— Iza Bel (@samayaiza) January 15, 2015
Russia, Armenia conduct joint investigation
Russia's Defense Ministry acknowledged that Permyakov went AWOL with his weapons from Russia’s 102 Military Base in Gyumri before the murder spree. He was arrested later that day while trying to cross the Turkish border.
The possibility of transferring Permyakov to Russia is out of the question, said Armenian Prosecutor General Gevorg Kostanian, as the suspect is currently on the territory of Armenia and only technically under the jurisdiction of Russian law enforcement. Kostanian has announced that he will do his best to merge the ongoing Russian and Armenian criminal cases into one and insure that Permyakov is tried by an Armenian court.
“As prosecutor general and a man, I am telling you that I will definitely appeal to Russia’s prosecutor general with that demand,” Kostanian said as the protest raged.
Expressing his condolences to the family of the victims, Russian Ambassador to Armenia Ivan Volynkin promised an objective and all-embracing dual nation investigation into the murder of the Avetisyan family.
“There is no justification for this atrocity.
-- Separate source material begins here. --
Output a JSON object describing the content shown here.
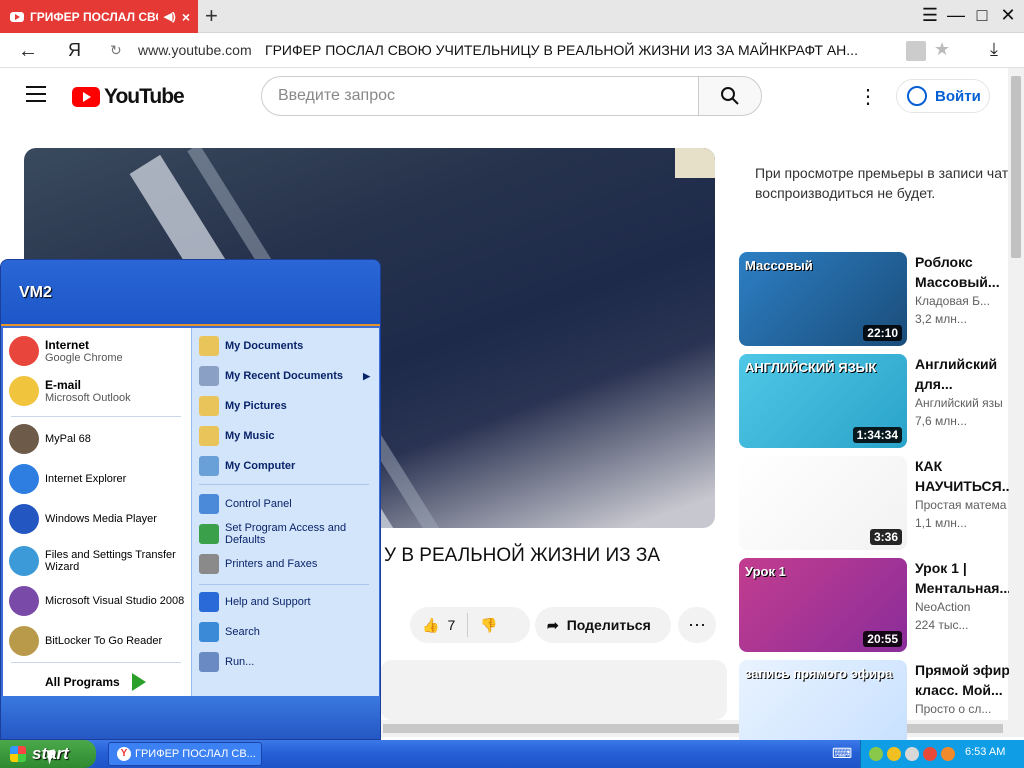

All of the embassy staff share the pain of this loss with the brotherly people of Armenia and mourn along with them,”he said in a statement.
With a moratorium on the death penalty in place, the suspect is facing from 20 years to a life sentence in prison, according to Russian law. At the same time, the law bars Russian authorities from handing Russian citizens to foreign governments for prosecution.
“The criminal will be punished to the full extent of the law,” Volynkin added. “Armenian and Russian competent bodies are carrying out a joint investigation. I have no doubt that it will be objective and all-embracing.”
Russian Defense Minister Sergey Shoigu has personally expressed his condolences to the Armenian side, calling the horrific killings a “tragedy.” Shoigu dispatched one of his deputies to Gyumri to lead a team of investigators, and has promised severe punishment for whoever is responsible for the crime.